It’s one of the best interview clips I’ve seen in 15 years of covering Penn State football. Because it’s honest, candid and, frankly, the guy doing the talking doesn’t seem to give a rip what anybody else thinks.
Even the ending of the clip is terrific. The remarks are so good that you can actually hear a reporter who has covered PSU for nearly 40 years, Mike Poorman of StateCollege.com, say, “Wow!.”
This is the awesome exchange between QB Sean Clifford and Mark Brennan of Lions247 with Fight On State after PSU’s 27-17 win at Michigan on Saturday.
Now listen, we in the media love it when players and coaches tell us the truth. We hear so many canned answers and coach speak that it sometimes can seem like a mind-numbing waste of time even talking to athletes. They don’t want to tell us the truth because, hey, a lot of times, the truth isn’t all that good to either them or their team.
So it’s refreshing when we do get to talk to athletes who aren’t afraid to be themselves and speak their mind, regardless of what anyone else thinks. That is why just about every member of the Penn State beat will tell you that their favorite player to deal with in the past 20 years has been QB Matt McGloin, who was nicknamed “Moxie” because of his confidence and candor.
There’s no doubt that Sean Clifford was lousy early this season. He threw a bunch of terrible interceptions and had bad fumbles, and certainly his struggles were a big reason why Penn State started 0-4, leading him to be benched in favor of Will Levis last week against Iowa.
That had to be humbling for Clifford. Or at least you would think so.
Brennan asked a good question about whether the quarterback ever doubted himself, and Clifford showed he was having none of that.
“No,” he said, before the question was even finished.
Brennan, who has covered PSU for nearly 30 years, then asked a perfect follow-up question: “Why not?”
Clifford’s response above tells you a lot about him.
He is incredibly confident in himself. No doubt about it.
Truth be told, he even sounds pretty arrogant in the way he answered the question. But so be it. He had just finished playing a really good game and delivering Penn State a desperately needed victory after an 0-5 start, so if he wants to sound a little arrogant, he had every right on this day.

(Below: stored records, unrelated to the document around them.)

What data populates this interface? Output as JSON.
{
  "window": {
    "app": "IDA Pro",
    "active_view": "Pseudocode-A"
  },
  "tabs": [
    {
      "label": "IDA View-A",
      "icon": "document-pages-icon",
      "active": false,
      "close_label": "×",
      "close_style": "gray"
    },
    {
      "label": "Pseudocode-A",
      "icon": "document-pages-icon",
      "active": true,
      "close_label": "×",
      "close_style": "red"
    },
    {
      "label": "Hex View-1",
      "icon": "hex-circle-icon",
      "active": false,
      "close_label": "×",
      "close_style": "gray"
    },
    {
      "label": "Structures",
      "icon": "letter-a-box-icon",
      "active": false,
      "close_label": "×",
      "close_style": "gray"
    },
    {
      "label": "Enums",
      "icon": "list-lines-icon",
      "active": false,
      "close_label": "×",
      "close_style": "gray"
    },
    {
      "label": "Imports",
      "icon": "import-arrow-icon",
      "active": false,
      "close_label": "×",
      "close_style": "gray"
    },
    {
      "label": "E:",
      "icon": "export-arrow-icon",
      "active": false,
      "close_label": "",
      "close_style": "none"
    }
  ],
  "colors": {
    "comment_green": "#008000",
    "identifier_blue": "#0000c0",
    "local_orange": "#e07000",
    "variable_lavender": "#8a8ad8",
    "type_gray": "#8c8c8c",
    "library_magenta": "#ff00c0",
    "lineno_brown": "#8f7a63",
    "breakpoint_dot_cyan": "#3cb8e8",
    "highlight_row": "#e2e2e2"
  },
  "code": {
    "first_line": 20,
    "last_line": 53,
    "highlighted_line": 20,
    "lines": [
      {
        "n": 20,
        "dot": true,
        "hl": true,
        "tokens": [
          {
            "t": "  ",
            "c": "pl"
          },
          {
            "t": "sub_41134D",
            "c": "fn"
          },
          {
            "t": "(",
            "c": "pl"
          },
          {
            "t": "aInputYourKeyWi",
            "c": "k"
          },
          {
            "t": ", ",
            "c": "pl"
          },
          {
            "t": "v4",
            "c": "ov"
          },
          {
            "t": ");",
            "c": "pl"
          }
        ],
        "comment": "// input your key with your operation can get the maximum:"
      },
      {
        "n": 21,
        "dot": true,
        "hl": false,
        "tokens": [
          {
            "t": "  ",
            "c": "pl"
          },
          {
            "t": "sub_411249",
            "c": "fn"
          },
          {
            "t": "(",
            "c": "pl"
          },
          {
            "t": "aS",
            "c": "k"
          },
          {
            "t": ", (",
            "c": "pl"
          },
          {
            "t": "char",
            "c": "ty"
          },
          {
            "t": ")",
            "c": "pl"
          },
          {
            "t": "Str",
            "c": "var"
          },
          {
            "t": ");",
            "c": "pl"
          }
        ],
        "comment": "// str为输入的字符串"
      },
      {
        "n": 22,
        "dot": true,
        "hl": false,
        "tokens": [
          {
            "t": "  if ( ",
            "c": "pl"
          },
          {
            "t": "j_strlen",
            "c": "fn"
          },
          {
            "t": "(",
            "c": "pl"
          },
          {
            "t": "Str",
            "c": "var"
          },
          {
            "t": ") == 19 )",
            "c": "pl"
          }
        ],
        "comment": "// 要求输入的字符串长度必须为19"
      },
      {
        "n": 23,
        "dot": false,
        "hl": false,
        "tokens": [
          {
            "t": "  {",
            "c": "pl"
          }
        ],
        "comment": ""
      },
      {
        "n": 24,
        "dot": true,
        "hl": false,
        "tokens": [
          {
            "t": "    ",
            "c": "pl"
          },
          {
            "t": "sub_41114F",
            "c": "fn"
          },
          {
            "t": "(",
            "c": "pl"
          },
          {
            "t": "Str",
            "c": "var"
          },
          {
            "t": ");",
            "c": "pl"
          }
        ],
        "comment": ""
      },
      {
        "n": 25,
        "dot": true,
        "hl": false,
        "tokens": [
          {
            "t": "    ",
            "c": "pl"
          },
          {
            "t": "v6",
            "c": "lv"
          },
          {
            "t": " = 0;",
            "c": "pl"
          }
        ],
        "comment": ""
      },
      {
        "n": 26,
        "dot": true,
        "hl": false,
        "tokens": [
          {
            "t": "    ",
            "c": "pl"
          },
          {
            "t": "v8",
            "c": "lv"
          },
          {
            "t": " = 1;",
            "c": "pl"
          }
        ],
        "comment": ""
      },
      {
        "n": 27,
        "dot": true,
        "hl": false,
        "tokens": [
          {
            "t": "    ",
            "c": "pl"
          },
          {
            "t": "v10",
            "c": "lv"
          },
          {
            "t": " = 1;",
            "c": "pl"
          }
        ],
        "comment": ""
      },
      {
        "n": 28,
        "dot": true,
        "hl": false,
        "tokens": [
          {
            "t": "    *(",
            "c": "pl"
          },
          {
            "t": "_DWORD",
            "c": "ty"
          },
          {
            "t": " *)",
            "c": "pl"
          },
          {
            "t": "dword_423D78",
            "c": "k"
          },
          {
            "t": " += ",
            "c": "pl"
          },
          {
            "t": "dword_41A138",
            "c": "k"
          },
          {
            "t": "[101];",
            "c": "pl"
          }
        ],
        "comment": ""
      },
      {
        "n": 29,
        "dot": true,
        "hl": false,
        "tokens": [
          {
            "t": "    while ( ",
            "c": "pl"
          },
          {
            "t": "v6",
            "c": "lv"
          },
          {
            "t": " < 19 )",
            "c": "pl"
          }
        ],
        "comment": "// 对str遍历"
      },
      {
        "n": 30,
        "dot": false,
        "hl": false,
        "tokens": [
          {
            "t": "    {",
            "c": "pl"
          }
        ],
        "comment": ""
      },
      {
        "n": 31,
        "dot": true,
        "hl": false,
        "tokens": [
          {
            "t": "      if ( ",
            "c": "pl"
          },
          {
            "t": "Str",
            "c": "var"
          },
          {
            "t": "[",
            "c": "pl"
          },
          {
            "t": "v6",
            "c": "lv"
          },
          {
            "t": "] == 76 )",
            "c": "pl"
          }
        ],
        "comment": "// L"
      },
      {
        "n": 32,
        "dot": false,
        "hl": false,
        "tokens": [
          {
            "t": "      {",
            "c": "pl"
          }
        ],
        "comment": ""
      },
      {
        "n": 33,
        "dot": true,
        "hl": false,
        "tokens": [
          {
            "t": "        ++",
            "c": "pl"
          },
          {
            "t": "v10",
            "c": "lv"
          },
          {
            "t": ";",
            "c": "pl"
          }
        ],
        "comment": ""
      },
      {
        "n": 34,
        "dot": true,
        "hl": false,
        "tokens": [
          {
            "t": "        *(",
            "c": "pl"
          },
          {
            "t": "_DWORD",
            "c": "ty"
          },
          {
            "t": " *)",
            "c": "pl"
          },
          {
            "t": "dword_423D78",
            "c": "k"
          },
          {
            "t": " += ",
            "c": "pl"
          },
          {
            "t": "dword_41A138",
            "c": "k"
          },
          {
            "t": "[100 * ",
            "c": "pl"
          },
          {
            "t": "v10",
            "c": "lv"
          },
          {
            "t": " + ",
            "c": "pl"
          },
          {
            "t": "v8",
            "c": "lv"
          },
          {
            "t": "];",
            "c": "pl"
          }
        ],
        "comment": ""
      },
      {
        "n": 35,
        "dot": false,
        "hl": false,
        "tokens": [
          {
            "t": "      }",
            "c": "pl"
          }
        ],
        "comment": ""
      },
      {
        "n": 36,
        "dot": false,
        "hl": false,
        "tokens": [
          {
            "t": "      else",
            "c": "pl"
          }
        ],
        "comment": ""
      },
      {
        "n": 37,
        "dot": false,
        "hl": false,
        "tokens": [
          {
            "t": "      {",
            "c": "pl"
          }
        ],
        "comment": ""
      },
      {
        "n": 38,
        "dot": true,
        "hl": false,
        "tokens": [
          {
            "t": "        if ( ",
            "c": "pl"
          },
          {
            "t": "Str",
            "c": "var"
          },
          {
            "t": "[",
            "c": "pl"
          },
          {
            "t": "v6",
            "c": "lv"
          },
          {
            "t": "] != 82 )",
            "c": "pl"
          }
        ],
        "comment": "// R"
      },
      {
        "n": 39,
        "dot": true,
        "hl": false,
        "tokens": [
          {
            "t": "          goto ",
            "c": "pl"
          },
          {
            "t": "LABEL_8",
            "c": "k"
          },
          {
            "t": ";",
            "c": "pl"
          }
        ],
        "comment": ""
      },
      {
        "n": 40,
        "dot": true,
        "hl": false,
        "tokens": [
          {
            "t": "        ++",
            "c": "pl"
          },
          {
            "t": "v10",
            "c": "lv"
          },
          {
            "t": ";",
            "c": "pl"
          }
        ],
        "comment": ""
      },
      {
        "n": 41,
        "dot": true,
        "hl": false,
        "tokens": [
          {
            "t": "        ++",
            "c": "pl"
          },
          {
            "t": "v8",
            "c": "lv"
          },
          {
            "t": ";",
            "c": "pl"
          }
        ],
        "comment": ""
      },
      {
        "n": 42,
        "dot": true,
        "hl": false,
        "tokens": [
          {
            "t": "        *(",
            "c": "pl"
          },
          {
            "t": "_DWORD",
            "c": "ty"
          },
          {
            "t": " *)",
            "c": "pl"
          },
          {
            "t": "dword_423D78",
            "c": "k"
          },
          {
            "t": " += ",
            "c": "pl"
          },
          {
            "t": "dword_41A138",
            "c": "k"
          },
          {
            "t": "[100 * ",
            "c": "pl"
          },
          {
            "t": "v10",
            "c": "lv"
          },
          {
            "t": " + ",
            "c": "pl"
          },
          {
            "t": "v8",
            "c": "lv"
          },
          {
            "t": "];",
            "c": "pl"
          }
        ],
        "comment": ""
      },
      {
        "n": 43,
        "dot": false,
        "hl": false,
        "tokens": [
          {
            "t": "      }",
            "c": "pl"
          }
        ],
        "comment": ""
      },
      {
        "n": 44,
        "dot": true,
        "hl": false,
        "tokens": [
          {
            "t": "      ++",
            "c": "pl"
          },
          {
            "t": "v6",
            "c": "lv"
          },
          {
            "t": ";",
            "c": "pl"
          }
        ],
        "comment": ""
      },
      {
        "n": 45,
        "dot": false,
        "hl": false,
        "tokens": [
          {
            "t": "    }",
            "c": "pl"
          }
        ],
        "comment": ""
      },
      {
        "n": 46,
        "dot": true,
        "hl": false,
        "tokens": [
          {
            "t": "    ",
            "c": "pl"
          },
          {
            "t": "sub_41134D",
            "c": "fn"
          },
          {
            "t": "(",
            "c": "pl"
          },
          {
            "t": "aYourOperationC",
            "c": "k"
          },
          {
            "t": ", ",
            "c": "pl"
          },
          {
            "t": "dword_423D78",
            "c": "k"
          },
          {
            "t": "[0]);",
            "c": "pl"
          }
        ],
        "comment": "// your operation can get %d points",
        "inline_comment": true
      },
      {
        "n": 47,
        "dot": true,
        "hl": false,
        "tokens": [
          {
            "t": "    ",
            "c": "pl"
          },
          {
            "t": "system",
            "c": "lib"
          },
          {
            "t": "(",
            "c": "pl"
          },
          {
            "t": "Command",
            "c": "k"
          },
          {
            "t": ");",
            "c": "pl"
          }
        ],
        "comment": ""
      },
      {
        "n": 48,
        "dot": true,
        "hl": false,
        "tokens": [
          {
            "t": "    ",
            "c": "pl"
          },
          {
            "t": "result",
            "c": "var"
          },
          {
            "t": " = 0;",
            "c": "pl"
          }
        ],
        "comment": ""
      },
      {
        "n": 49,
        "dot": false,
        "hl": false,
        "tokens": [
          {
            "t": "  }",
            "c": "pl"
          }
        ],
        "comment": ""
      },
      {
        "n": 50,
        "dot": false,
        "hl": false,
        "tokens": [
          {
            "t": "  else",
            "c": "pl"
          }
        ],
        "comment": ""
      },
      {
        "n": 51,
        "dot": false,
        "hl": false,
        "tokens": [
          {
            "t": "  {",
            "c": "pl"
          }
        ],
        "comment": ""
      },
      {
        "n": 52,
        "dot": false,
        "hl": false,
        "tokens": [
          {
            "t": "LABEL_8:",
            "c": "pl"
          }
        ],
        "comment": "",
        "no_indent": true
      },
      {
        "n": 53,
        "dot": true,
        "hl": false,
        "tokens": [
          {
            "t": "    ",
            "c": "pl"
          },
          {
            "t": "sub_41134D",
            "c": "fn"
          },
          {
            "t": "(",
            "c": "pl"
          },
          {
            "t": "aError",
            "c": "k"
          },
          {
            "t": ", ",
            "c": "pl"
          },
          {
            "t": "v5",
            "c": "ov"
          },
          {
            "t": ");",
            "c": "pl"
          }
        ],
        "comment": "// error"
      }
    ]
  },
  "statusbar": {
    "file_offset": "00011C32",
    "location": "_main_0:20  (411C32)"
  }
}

Clifford completed 17-of-28 passes for 163 yards with NO INTERCEPTIONS. That last part is huge.
He also was fantastic running the ball. He scored a touchdown on a 28-yard run and also had a 29-yard scramble that set up a field goal.
Clifford, more than any other player, is the reason Penn State won the game. Yes, freshman Keyvone Lee was terrific with 134 yards rushing, and as Clifford pointed out, the offensive line played great.
But Clifford made the plays when they had to be made. He made the biggest throw of the season to keep the biggest drive of the season alive, hitting Jahan Dotson on third-and-7 from the Michigan 12 to get a first down that led to a touchdown and insurmountable 27-17 lead with 8:12 to go.
Clifford’s confidence can help this Penn State team. He is a leader and expects himself and everyone around him to do what it takes to win.
Clifford’s arrogance, though, can and has been a detriment at times. He believes so much in his ability that he has tried to do too much at times, and that has led to a bunch of costly turnovers and negative plays.
If Clifford can play under control as he did Saturday, he is definitely capable of leading the PSU offense to success. And in that scenario, he could help the Lions have a chance to win out the rest of the regular season.
But if Clifford’s confidence starts seeping into arrogance on the field, it can lead to bad decisions, too many risks and more bad turnovers. Then, Penn State could potentially lose to anyone else that it plays, even Rutgers this week.
What Penn State needs is a level-headed, consistent quarterback who makes the plays he’s supposed to make and doesn’t hurt the team with big mistakes.
Clifford was that quarterback against Michigan.
It’ll be interesting to see if he can keep it up the rest of the season.